“Oh, no,” I replied. “I’m just the medical student.” Just the medical student.
The third year of medical school is a rite of passage. After so many hours in the classroom, students are set free into the world of health care. It’s exciting yet terrifying. Stay out of the way, we’re told. Don’t ask too many questions. Don’t touch anything. We get lost in the hospital. We fetch the wrong supplies. We feel out of place. We question whether the work that we’re doing is meaningful. We don’t know anything; we’re just medical students.
One afternoon in clinic, I was following my resident as we made our way through the list of patients to see. One visit, in particular, was taking longer than expected. The patient had several social problems that complicated her treatment plan and left her feeling despondent. As we concluded the appointment, the patient began to put back on her socks and shoes. I watched as she struggled – her age combined with severe swelling of her legs made it difficult to pull up the socks. Finally, I thought, something I can help with as I grabbed some gloves and kneeled on the floor. I asked the patient if I could help her adjust her socks and shoes. She paused, studied me, and said, “You are the first person to offer to help me with anything in a very long time.”

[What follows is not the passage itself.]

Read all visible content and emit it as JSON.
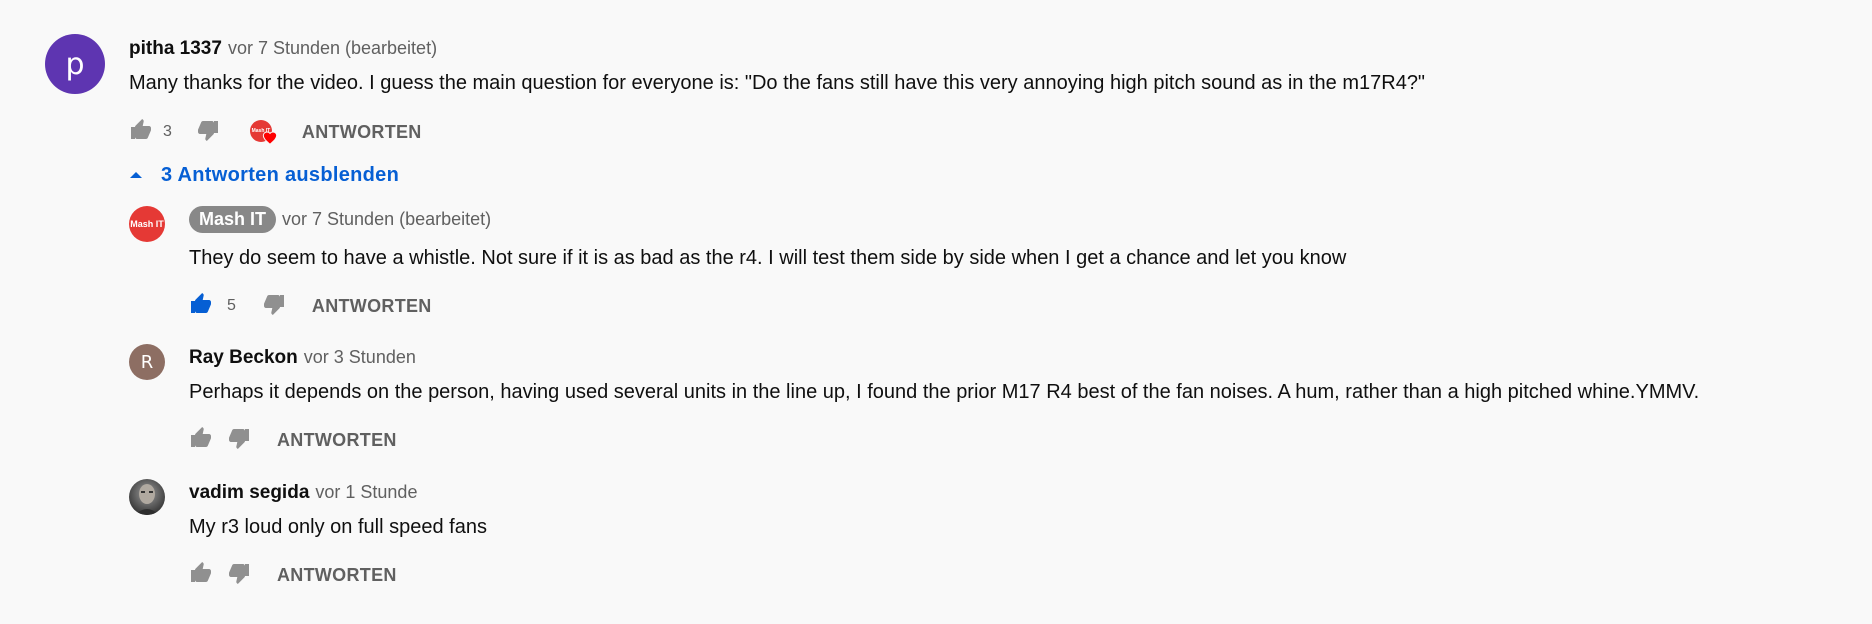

Fast forward six months. I’m still in my third year, but by now, I have a little more experience under my belt. I spend my days at the out-patient clinic, bobbing in and out of patient rooms and crafting follow-up plans. One morning, a patient came to see us for a routine visit. Knowing this would include a diabetic foot exam, I asked the patient to remove his boots. “Do I have to?” he said. After explaining the importance of the exam, he agreed, begrudgingly. “You’re gonna have to help me get them back on,” he said to me.
At the end of the visit, I offered to stay behind as my attending moved on to the next patient. I once again grabbed some gloves and kneeled on the floor. The patient laughed at my mediocre attempt at putting on his socks, twisted and backward. He needed to get home, as his dog was waiting for him. He showed me pictures of the dog and his children who gifted it to him. We talked about our families, how we both hoped to visit them soon. I started the visit pre-occupied with my to-do list, but afterward, we both left with a smile.
As I reflect on my third year of medical school, I’m reminded of many people’s advice: Keep an open mind. While this is usually said in regards to picking a specialty, I’ve come to understand it in a different way. And no, this is not me saying that I should’ve gone into podiatry. This year has taught me that you never know what a patient encounter will bring. A simple gesture could mean the world to someone. What seems like a mundane visit could be the perfect chance to connect with a patient. Look for those opportunities. Because while it may not always feel like it, medical students can make a difference in our patients’ lives. So, take your time. Ask the right questions. Perform a thorough physical exam. But, before you leave the room, don’t forget about their socks and shoes.
Patient details have been changed.
Louisa Weindruch is a medical student.
Image credit: Shutterstock.com